Design Patterns

Learning Design Patterns

Posted by Rob on July 5, 2017

Design Patterns

With familiarity, design patterns are well tested solutions to common problems and issues that we may run into in Software Development. They are essentially “Templates” that are using for a specific issue. For instance, of one object changes and you want other objects to know. Instead of recreating the wheel, you could use the Observer design pattern.

In 1990, Design Patterns: Elements of Reusable Object-Oriented Software, was created by a group of people (The authors of the book) known as the “Gang of Four” Their names are Erich Gamma, Richard Helm, Ralph Johnson, and John Vlissides. Exploring most of OOP and design patterns, written with C++ and Smalltalk.

Example of Design Patterns

Creational Structural Behavioral
Absract Factory Adapter Chain of Responsibility
Builder Bridge Command
Factory Method Composite Interpreter
Prototype Decorator Iterator
Singleton Facade Mediator
  Flyweight Memento
    Observer
    State
    Strategy
    Template Method
    Visitor

For this post, there is only going to be two design patterns reviewed.

Singleton pattern

Let’s say we create a class, and we only want one object of this particular class. This object needs to represent the currently running application — having more than one object may cause problems throughout the application itself. You could always NOT create more than one Object, but with design patterns, we can use the Singleton pattern to do this.

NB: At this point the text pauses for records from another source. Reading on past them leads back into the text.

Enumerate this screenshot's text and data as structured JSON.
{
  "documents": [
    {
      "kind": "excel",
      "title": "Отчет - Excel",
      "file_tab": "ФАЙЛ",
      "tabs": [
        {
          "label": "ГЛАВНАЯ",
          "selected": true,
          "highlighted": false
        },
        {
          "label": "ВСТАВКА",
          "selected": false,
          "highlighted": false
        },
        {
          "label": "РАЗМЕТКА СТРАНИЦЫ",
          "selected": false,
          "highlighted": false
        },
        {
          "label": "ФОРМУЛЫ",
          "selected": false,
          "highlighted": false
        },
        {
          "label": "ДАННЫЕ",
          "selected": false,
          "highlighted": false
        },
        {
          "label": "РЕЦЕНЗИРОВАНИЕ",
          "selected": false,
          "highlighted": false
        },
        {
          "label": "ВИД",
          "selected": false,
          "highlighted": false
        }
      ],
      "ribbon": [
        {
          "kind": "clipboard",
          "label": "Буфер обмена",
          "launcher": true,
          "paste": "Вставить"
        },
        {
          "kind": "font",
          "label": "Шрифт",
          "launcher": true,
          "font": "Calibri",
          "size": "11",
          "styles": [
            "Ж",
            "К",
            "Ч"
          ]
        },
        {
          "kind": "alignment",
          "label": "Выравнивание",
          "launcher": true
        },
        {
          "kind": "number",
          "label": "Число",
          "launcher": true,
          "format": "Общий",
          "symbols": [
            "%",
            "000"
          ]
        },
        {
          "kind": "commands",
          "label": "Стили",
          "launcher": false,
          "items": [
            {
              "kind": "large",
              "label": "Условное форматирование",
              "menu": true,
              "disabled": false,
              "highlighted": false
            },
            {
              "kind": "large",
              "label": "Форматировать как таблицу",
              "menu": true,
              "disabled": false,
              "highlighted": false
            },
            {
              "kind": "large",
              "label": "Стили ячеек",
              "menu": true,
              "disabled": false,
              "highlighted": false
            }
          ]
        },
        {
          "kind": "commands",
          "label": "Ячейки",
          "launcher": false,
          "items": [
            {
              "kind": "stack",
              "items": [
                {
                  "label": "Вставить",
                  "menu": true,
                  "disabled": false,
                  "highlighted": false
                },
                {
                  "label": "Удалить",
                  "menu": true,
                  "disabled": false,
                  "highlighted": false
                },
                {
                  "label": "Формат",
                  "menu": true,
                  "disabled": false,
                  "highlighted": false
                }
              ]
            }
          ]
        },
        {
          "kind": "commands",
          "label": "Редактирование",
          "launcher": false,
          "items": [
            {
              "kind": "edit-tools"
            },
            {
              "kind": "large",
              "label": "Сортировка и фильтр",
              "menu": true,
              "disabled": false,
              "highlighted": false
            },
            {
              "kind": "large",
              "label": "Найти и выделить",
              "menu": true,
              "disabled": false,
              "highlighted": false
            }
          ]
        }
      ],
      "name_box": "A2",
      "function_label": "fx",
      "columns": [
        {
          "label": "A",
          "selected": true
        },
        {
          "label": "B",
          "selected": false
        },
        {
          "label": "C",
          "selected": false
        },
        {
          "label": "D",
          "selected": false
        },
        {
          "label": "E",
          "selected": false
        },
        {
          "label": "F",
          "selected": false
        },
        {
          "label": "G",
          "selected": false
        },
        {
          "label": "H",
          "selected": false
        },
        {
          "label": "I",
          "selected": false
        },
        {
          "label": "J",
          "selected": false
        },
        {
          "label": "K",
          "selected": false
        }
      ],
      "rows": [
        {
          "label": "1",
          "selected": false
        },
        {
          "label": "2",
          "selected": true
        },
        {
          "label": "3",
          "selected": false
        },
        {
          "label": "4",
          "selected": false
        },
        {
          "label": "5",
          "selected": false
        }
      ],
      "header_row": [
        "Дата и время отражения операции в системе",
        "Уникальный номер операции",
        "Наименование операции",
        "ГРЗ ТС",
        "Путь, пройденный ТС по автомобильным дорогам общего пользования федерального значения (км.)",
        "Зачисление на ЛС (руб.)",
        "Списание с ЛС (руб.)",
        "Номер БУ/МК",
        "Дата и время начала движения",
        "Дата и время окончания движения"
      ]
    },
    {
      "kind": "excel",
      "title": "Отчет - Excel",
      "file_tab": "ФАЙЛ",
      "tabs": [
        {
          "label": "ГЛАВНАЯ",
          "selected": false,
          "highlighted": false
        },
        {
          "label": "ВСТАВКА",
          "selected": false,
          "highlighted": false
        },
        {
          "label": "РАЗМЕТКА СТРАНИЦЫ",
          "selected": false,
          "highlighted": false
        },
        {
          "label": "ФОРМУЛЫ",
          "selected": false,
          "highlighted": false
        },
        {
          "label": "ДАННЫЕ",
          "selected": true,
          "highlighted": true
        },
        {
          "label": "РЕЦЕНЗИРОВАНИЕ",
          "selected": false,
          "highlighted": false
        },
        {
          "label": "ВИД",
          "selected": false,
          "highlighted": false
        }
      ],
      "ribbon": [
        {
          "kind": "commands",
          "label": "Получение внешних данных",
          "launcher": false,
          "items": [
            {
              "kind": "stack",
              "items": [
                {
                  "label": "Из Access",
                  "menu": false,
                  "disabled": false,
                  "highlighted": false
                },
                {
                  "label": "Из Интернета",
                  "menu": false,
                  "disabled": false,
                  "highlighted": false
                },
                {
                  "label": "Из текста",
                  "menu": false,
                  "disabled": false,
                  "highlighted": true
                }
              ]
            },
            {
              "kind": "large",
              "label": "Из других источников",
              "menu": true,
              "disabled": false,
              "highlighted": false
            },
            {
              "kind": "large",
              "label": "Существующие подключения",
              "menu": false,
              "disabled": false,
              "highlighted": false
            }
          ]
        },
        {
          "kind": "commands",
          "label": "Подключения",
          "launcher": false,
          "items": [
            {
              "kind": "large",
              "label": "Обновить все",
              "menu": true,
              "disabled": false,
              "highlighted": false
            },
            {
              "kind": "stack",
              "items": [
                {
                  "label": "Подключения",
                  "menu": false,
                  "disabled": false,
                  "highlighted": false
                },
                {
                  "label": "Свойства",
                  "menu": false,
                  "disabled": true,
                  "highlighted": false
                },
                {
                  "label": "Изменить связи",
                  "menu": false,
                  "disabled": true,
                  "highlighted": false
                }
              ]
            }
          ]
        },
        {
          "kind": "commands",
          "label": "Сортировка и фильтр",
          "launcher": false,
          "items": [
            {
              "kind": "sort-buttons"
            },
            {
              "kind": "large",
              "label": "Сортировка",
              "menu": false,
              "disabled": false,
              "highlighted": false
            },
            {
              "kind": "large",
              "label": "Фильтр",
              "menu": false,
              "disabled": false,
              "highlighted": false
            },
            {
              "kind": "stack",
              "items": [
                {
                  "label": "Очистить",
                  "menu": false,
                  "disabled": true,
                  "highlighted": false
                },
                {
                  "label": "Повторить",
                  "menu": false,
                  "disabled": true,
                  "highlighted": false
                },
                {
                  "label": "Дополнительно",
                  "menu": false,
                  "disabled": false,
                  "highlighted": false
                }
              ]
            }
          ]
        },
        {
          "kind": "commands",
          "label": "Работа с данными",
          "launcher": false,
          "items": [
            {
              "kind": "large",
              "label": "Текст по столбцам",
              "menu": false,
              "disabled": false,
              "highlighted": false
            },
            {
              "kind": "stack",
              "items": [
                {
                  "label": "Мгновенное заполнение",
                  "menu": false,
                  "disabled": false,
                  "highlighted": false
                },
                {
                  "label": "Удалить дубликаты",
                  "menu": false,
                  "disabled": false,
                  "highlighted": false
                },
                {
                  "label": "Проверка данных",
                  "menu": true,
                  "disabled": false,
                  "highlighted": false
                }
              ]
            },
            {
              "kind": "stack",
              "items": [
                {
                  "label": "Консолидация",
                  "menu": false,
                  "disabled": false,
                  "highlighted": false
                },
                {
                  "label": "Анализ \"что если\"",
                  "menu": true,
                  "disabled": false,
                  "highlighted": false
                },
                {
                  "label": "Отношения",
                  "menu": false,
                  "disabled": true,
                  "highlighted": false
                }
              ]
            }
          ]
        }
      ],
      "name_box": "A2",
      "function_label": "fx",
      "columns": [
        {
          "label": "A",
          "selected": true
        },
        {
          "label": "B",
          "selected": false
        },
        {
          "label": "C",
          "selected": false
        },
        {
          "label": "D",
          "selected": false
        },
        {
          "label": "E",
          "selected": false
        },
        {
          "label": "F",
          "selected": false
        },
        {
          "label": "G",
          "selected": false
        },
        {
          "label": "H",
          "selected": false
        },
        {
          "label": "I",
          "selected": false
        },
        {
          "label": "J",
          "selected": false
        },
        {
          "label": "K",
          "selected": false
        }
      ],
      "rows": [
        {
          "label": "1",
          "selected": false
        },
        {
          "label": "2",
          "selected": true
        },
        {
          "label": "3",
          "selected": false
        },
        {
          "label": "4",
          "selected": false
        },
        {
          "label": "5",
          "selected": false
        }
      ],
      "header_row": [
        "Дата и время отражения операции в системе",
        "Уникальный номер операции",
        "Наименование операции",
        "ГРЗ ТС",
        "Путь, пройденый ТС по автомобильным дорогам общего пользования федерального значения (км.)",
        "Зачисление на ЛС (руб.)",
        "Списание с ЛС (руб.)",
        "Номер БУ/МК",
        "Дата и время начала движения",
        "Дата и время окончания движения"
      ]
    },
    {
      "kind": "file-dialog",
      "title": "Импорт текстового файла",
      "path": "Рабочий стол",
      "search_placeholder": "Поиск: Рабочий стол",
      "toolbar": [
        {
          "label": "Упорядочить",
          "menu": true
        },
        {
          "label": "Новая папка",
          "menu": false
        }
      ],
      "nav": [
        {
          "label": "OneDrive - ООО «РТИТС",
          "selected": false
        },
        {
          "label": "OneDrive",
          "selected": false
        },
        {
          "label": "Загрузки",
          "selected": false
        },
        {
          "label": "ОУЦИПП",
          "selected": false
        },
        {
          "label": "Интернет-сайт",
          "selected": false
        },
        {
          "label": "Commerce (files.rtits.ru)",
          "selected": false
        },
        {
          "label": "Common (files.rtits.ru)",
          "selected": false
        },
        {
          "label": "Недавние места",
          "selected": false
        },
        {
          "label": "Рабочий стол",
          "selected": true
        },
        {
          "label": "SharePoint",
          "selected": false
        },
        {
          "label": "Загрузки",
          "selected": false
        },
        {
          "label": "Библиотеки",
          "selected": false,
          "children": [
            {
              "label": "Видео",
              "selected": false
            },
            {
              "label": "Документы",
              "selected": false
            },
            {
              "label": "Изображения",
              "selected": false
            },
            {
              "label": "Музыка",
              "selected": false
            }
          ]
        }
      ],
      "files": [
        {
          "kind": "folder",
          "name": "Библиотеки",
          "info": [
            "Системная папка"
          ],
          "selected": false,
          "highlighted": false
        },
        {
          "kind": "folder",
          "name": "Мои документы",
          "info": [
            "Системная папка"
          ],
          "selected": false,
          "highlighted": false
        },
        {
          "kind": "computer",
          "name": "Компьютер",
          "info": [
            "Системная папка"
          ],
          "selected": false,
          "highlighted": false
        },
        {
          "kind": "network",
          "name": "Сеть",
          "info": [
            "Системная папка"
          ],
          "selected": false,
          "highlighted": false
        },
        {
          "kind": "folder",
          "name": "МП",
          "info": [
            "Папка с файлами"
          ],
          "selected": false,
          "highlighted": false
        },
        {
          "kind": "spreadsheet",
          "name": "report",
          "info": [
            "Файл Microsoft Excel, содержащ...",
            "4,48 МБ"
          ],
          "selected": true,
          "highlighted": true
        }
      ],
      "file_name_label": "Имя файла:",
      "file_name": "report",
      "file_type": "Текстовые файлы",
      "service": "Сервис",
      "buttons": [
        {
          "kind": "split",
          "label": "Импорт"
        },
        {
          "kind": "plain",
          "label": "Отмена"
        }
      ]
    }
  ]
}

We don’t need to instantiate a Singleton, but that it is always running through the application.

Begin by first creating our class as displayed in the code below:


    public class MySingleton {

        // additional functionality
        public someMethod() {
            //...
        }
    }

We then would add our constructor method, but we make it private, meaning that no other object can instantiate:

    
    // a private constructor, no other objects can instantiate this
    private MySingleton() { } 
    

So how does the object get instantiated? Here comes the tricky part — creating a static variable, that holds a placeholder to the singleton object.


    // placeholder for the current singleton object
    private static MySingleton __me = null;
    
    // How you ask for the singleton
    public static MySingleton getInstance() {
    
        // check existence
        if ( __me == null){
            //if not, instantiate object and store
            __me = new MySingleton();
        }
        return __me;
    }
    
    public someMethod() {
        //...
        }
}

We don’t have an instance just yet, first ask if the object exists. This is a technique known as Lazy Instantiation there is only one of these, and there is always one of these.

Asking for the singleton within the application is as such, which you can use in 3 different ways:


    MySingleton single = MySingleton.getInstance();


    // using it somewhere
    single.someMethod();

    // or call directly

    MySingleton.getInstance().someMethod();

Memento Pattern

This design pattern manages change, but does it in a way that does not violate encapsulation. It requires 3 classes that have certain roles. These are known as such:

  • The Originator
  • The Caretaker
  • The Memento

The Originator

This object, we want to be able to change and then undo any changes to. It is not encumbered by keeping track of multiple states.

The CareTaker

When and why:

asks the Originator to save it’s state, and passes receives the Memento object. The Caretaker doesn’t know anything about the state of the Memento, it is simply there to save state, and undo any changes by handing the previous memento back to the originator. The caretaker can also ask for multiple levels of mementos, or basically multiple levels of undo.

Encapsulation is not being broken during this time.

What is a Memento Then?

The Memento object, is what gets created when the CareTaker class requests that the Originator save itself. The memento details the parts of the Originator class and any information needed to return to a particular state.

There you have it

I did not want to go too deep into details because there are many Design Patterns that exist and can be applied within your applications. I am mostly interested in iOS, and I did find additional resources for applying Design Patterns in your iOS projects, you can check out iOS Design Patterns on Raywenderlich if you’re interested.